The state’s 2006 health law expanded insurance coverage for women ages 18 to 64 from 91 percent the year the bill was signed to 97 percent as of 2009. It boosted access to maternity care and contraception, and it prohibited practices that blocked care for women, such as using gender as a factor in determining the price of a plan. But women in the state, particularly those who are low-income or immigrants, continue to face challenges.
Dr. Paula Johnson, director of the Mary Horrigan Connors Center for Women’s Health at Brigham & Women’s Hospital, last month brought a list of lessons learned to Washington, talking to lawmakers and speaking at a Senate briefing about what needs to be done locally and nationally to further improve care for women.
“In everything we do, if you don’t have people at the table thinking about that lens of women’s health, it will not routinely get addressed,” she said in an interview in her office last week. “It will not routinely be included in the discussion, and we have examples of that time and time again.”
The recommendations Johnson made in Washington grew out of a detailed report the Connors Center produced last year with the Massachusetts Health Policy Forum showing how women have benefited under the state’s law and identifying the remaining gaps in coverage:
1. Improve continuity of coverage: Because they generally have lower incomes than men, are more susceptible to changes in employment status, and are less likely to be the primary policyholder on a plan, women more often get stuck in what industry analysts call “churn.” They might get dropped from one plan and have a time lag before they can get enrolled in another, or they might get a new job and lose eligibility for a state-subsidized policy.
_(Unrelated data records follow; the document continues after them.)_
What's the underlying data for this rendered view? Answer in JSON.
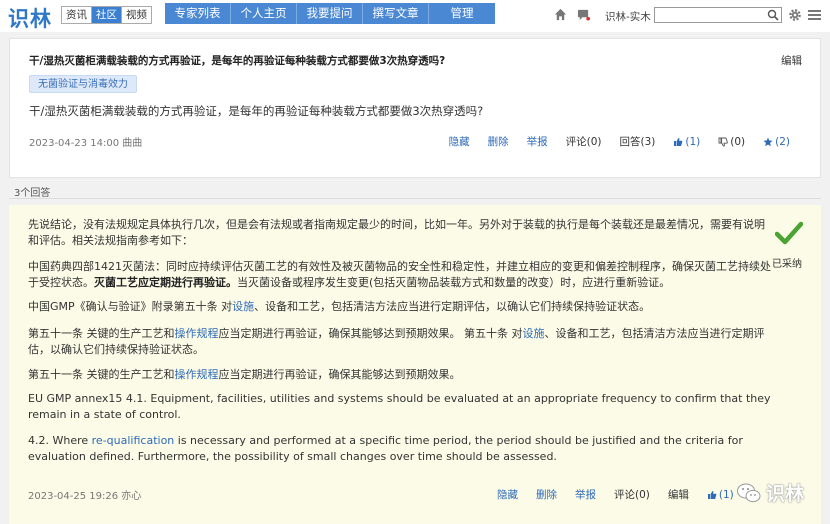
{
  "header": {
    "logo": "识林",
    "segments": [
      {
        "label": "资讯",
        "active": false
      },
      {
        "label": "社区",
        "active": true
      },
      {
        "label": "视频",
        "active": false
      }
    ],
    "nav": [
      "专家列表",
      "个人主页",
      "我要提问",
      "撰写文章",
      "管理"
    ],
    "user_name": "识林-实木",
    "search_placeholder": "",
    "accent": "#4a88d4"
  },
  "question": {
    "title": "干/湿热灭菌柜满载装载的方式再验证，是每年的再验证每种装载方式都要做3次热穿透吗?",
    "edit_label": "编辑",
    "tag": "无菌验证与消毒效力",
    "body": "干/湿热灭菌柜满载装载的方式再验证，是每年的再验证每种装载方式都要做3次热穿透吗?",
    "meta": "2023-04-23 14:00  曲曲",
    "actions": {
      "hide": "隐藏",
      "delete": "删除",
      "report": "举报",
      "comments": "评论(0)",
      "answers": "回答(3)",
      "like": "(1)",
      "dislike": "(0)",
      "star": "(2)"
    }
  },
  "answers_count": "3个回答",
  "answer": {
    "p1": "先说结论，没有法规规定具体执行几次，但是会有法规或者指南规定最少的时间，比如一年。另外对于装载的执行是每个装载还是最差情况，需要有说明和评估。相关法规指南参考如下：",
    "p2_a": "中国药典四部1421灭菌法：同时应持续评估灭菌工艺的有效性及被灭菌物品的安全性和稳定性，并建立相应的变更和偏差控制程序，确保灭菌工艺持续处于受控状态。",
    "p2_b": "灭菌工艺应定期进行再验证。",
    "p2_c": "当灭菌设备或程序发生变更(包括灭菌物品装载方式和数量的改变）时，应进行重新验证。",
    "p3_a": "中国GMP《确认与验证》附录第五十条   对",
    "p3_link": "设施",
    "p3_b": "、设备和工艺，包括清洁方法应当进行定期评估，以确认它们持续保持验证状态。",
    "p4_a": "第五十一条   关键的生产工艺和",
    "p4_link1": "操作规程",
    "p4_b": "应当定期进行再验证，确保其能够达到预期效果。    第五十条   对",
    "p4_link2": "设施",
    "p4_c": "、设备和工艺，包括清洁方法应当进行定期评估，以确认它们持续保持验证状态。",
    "p5_a": "第五十一条   关键的生产工艺和",
    "p5_link": "操作规程",
    "p5_b": "应当定期进行再验证，确保其能够达到预期效果。",
    "p6": "EU GMP annex15 4.1. Equipment, facilities, utilities and systems should be evaluated at an appropriate frequency to confirm that they remain in a state of control.",
    "p7_a": "4.2. Where ",
    "p7_link": "re-qualification",
    "p7_b": " is necessary and performed at a specific time period, the period should be justified and the criteria for evaluation defined. Furthermore, the possibility of small changes over time should be assessed.",
    "adopted": "已采纳",
    "meta": "2023-04-25 19:26  亦心",
    "actions": {
      "hide": "隐藏",
      "delete": "删除",
      "report": "举报",
      "comments": "评论(0)",
      "edit": "编辑",
      "like": "(1)"
    },
    "watermark": "识林"
  }
}
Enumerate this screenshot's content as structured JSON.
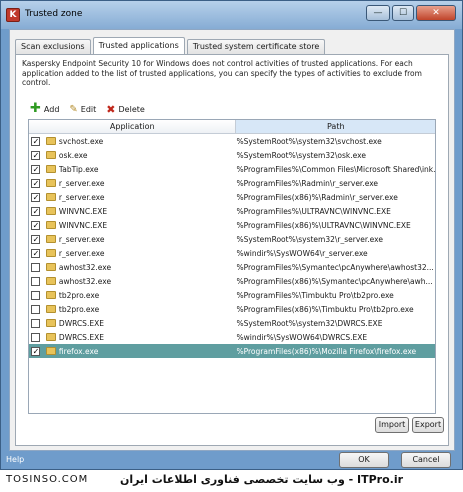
{
  "window": {
    "title": "Trusted zone",
    "minimize_glyph": "—",
    "maximize_glyph": "☐",
    "close_glyph": "✕"
  },
  "tabs": [
    {
      "label": "Scan exclusions",
      "active": false
    },
    {
      "label": "Trusted applications",
      "active": true
    },
    {
      "label": "Trusted system certificate store",
      "active": false
    }
  ],
  "description": "Kaspersky Endpoint Security 10 for Windows does not control activities of trusted applications. For each application added to the list of trusted applications, you can specify the types of activities to exclude from control.",
  "toolbar": {
    "add_label": "Add",
    "edit_label": "Edit",
    "delete_label": "Delete"
  },
  "grid": {
    "headers": {
      "application": "Application",
      "path": "Path"
    },
    "rows": [
      {
        "checked": true,
        "app": "svchost.exe",
        "path": "%SystemRoot%\\system32\\svchost.exe"
      },
      {
        "checked": true,
        "app": "osk.exe",
        "path": "%SystemRoot%\\system32\\osk.exe"
      },
      {
        "checked": true,
        "app": "TabTip.exe",
        "path": "%ProgramFiles%\\Common Files\\Microsoft Shared\\ink..."
      },
      {
        "checked": true,
        "app": "r_server.exe",
        "path": "%ProgramFiles%\\Radmin\\r_server.exe"
      },
      {
        "checked": true,
        "app": "r_server.exe",
        "path": "%ProgramFiles(x86)%\\Radmin\\r_server.exe"
      },
      {
        "checked": true,
        "app": "WINVNC.EXE",
        "path": "%ProgramFiles%\\ULTRAVNC\\WINVNC.EXE"
      },
      {
        "checked": true,
        "app": "WINVNC.EXE",
        "path": "%ProgramFiles(x86)%\\ULTRAVNC\\WINVNC.EXE"
      },
      {
        "checked": true,
        "app": "r_server.exe",
        "path": "%SystemRoot%\\system32\\r_server.exe"
      },
      {
        "checked": true,
        "app": "r_server.exe",
        "path": "%windir%\\SysWOW64\\r_server.exe"
      },
      {
        "checked": false,
        "app": "awhost32.exe",
        "path": "%ProgramFiles%\\Symantec\\pcAnywhere\\awhost32..."
      },
      {
        "checked": false,
        "app": "awhost32.exe",
        "path": "%ProgramFiles(x86)%\\Symantec\\pcAnywhere\\awh..."
      },
      {
        "checked": false,
        "app": "tb2pro.exe",
        "path": "%ProgramFiles%\\Timbuktu Pro\\tb2pro.exe"
      },
      {
        "checked": false,
        "app": "tb2pro.exe",
        "path": "%ProgramFiles(x86)%\\Timbuktu Pro\\tb2pro.exe"
      },
      {
        "checked": false,
        "app": "DWRCS.EXE",
        "path": "%SystemRoot%\\system32\\DWRCS.EXE"
      },
      {
        "checked": false,
        "app": "DWRCS.EXE",
        "path": "%windir%\\SysWOW64\\DWRCS.EXE"
      },
      {
        "checked": true,
        "app": "firefox.exe",
        "path": "%ProgramFiles(x86)%\\Mozilla Firefox\\firefox.exe",
        "selected": true
      }
    ]
  },
  "buttons": {
    "import_label": "Import",
    "export_label": "Export",
    "ok_label": "OK",
    "cancel_label": "Cancel"
  },
  "help_label": "Help",
  "watermark": {
    "left": "TOSINSO.COM",
    "right": "ITPro.ir - وب سایت تخصصی فناوری اطلاعات ایران"
  },
  "colors": {
    "selected_row": "#5f9ea0",
    "window_frame": "#6f9ccb"
  }
}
Not only does churn cause some women to experience gaps in coverage, but the turnover costs millions in administrative costs, Johnson said. She recommended that Congress encourage states to require that people verify their income eligibility for subsidized programs just once each year to reduce turnover.
2. Make care more affordable: This, of course, is a big, complicated issue and one that state lawmakers continue to struggle with. But Johnson outlined a few discrete steps that federal officials can take to help. They could require states to consider not only premiums but also out-of-pocket costs when making rules about whether a health plan meets affordability standards in state marketplaces, she said. This is particularly important because women often see multiple doctors in order to get basic care -- an internal medicine doctor and a gynecologist, for example -- and they are more likely to have chronic illnesses. Both factors lead to higher out-of-pocket costs.
3. Focus on access to primary care: Shortages in primary care providers, obstetricians, gynecologists, and psychiatrists are a problem for women in Massachusetts. Johnson said Congress could help by providing ongoing funding for programs that train new doctors in these areas.
4. Improve access to long-term care: This is a double-whammy for women. They are more likely to need it, because they live longer. And they are more likely to become the informal caregiver for a relative in need. Johnson is a supporter of the CLASS Act, a measure championed by Senator Edward Kennedy and put on hold by the Obama administration last month. That program would provide seniors with a cash to buy long-term care services. Johnson said Congress should pursue a similar model.
“This is a major women’s health issue in the baby boom generation,” Johnson said. “It will be one of the issues of our time.”
5. Improve health equity: Massachusetts has long been a leader in investing in public health. More will be needed here and nationally as the Affordable Care Act takes effect, Johnson said. Massachusetts created a council focused on identifying and addressing health care disparities, and the state has invested in advertising and outreach programs to groups who historically have had limited access to care. Johnson said Congress should set aside money to follow through on similar efforts outlined in the Affordable Care Act.
6. Track the effects for women: For years, Johnson has been pushing for more women to be included in clinical studies and for data from those studies to be evaluated according to both gender and race.
“It’s one thing to include women, but if you don’t know how women respond differently, that’s a problem,” she said. “That is something we see over and over again.”
The state’s track record on this issue is so-so, she said. As an example, she said, the state succeeded in driving down smoking rates among Medicaid enrollees when it expanded coverage of cessation programs in 2006. In the first two and a half years, smoking rates dropped about 10 percent. The state doesn't have that data available by sex, Johnson said. “And we should.”
Johnson encouraged Congress to pass the Health Equity and Accountability Act of 2011 and ensure that it includes routine reporting of data by sex and race.
Johnson’s center and partners are putting together a summit of women’s health experts to draft a plan aimed at helping states focus on women as they overhaul their health insurance systems under the Affordable Care Act.